Get premium membership and access revision papers with marking schemes, video lessons and live classes.
  OR
Processing. Please wait.

 Form 3 History: European Invasion and the Process of Colonization of Africa

Causes of the Chimurenga war.

 (15m 53s)
17738 Views     SHARE

Download as pdf file

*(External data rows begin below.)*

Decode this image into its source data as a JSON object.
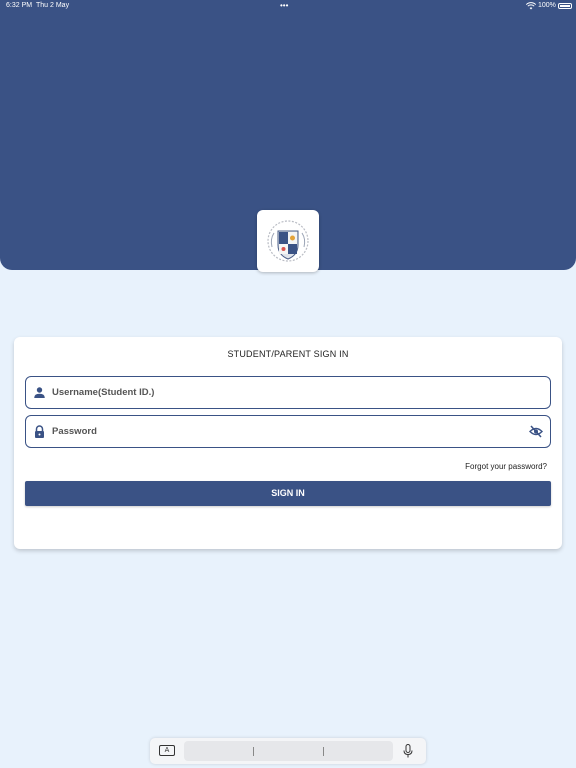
{
  "status_bar": {
    "time": "6:32 PM",
    "date": "Thu 2 May",
    "dots": "•••",
    "battery_percent": "100%"
  },
  "colors": {
    "brand": "#3a5285",
    "background": "#e8f2fc",
    "card": "#ffffff"
  },
  "logo": {
    "icon": "school-crest-logo"
  },
  "login": {
    "title": "STUDENT/PARENT SIGN IN",
    "username_placeholder": "Username(Student ID.)",
    "username_icon": "person-icon",
    "password_placeholder": "Password",
    "password_icon": "lock-icon",
    "visibility_icon": "eye-off-icon",
    "forgot_label": "Forgot your password?",
    "sign_in_label": "SIGN IN"
  },
  "keyboard_bar": {
    "key_label": "A",
    "mic_icon": "microphone-icon"
  }
}
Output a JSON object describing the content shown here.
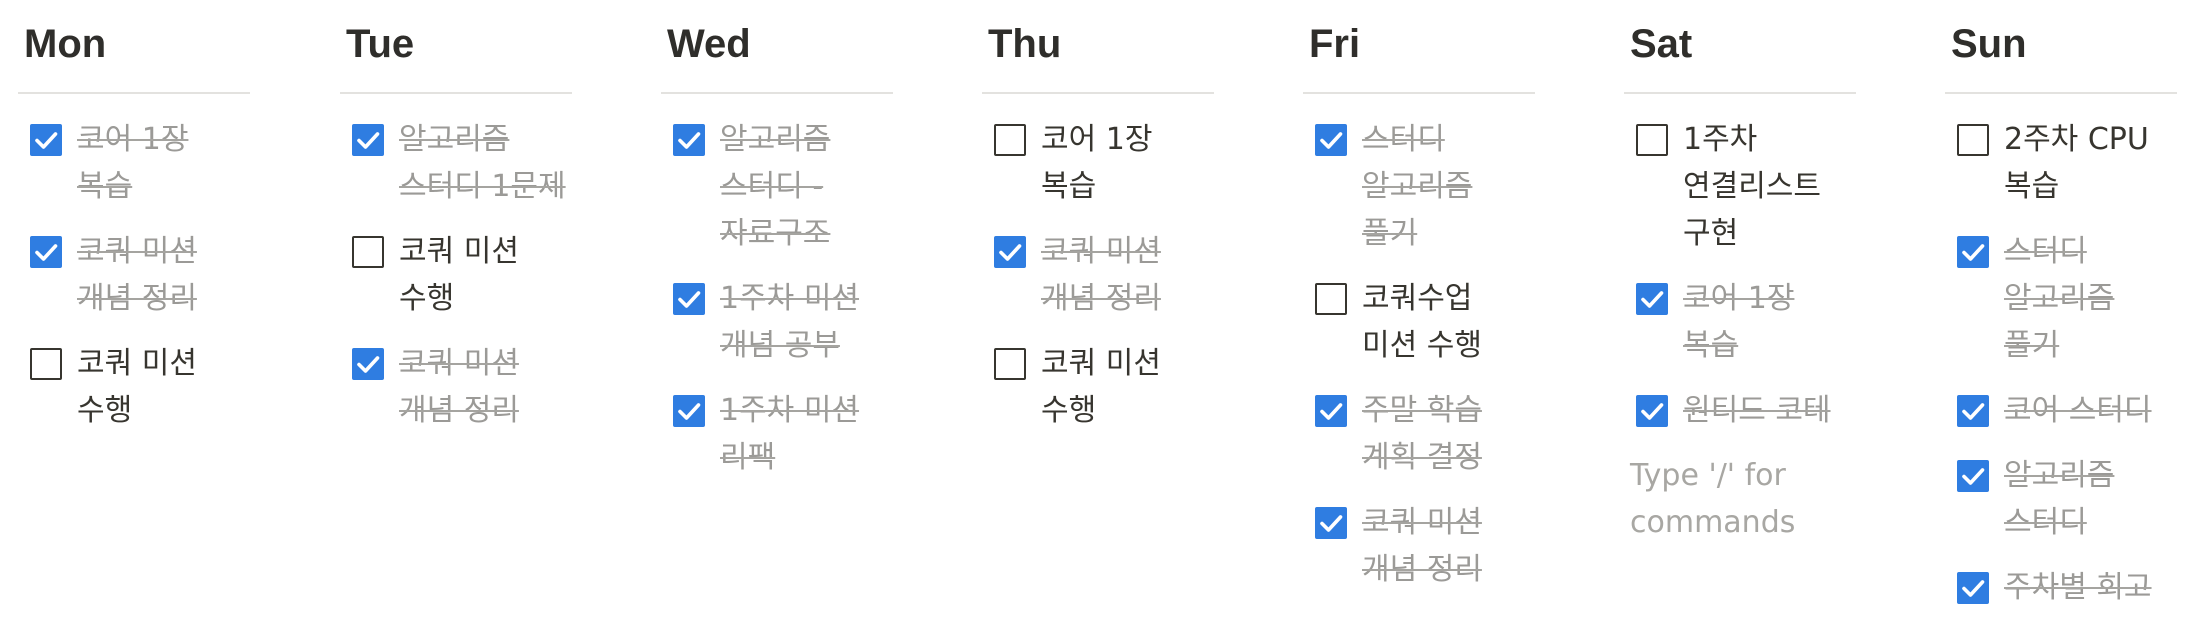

Answer Text:
Causes of the Chimurenga war.
a) The war broke out because the Shona and the Ndebele feared disruption of their age-old and valued trade and trade routes.
b) They fought for economic and trade independence. The company had stopped shona Gold and ivory trade with the Portuguese and forced them to trade only with the
company only and at low exchange rates.
c) They were fighting against land alienation. The BSA Company had alienated the Ndebele land and pushed them to the Gwaai and Shangani reserves that had no water and were infested with tsetseflies.
d) The war eroded the Ndebele traditional authority. When Lobengula’s sons were sent
to South Africa by Rhodes for education, they were denied chance of succeeding their father.
e) They detested the removal of the rights of chiefs to allocate land. The British ruined the regimental system and refused to recognize the power of the indunas and Ndebele laws.
f) The British began to assume the rights to punish the subjects on behalf of the
chiefs. Sometimes even the chiefs were also punished. E.g, Chief Moghabi’s village was burnt.
g) They revolted against taxation which was an interference with their economic independence. The hut tax, introduced in 1894 was collected with much brutality.
h) The Ndebele were not pleased with the recruitment of the shona in the police
force. They felt humiliated as the shona took the chance to revenge for the many years of oppression.
i) They resented the general brutality of the whites when dealing with the Africans, like threatening the black people with punishment just before pay, to cause them to run away.
j) They wanted the removal of the policy of forced labour on European mines
and farms where workers operated under deplorable conditions, often whipped with syambok (whip) and worked for long hours without chance to engage in activities of their choice.
k) The company disregarded the Ndebele customs especially the class system. They treated everybody equally, including the Holi – who were traditionally slaves to the Ndebele aristocrats. The traditional leaders were sometimes flogged before their subjects.
l) The confiscation, by the company, of 250,000 head of cattle in 1893 from the Ndebele. Leaving them with
only 50,000 affected by cattle disease. The rights to raid the shona for cattle was also denied.
m) The people were resented more by the Natural calamities that continued to afflict them and which religious mediums like Mlimo blamed on the presence of the whites.
n) The influence of the Mwari cult leaders who
urged people to resist with an assurance of victory against the British and immunity against the European bullets.


|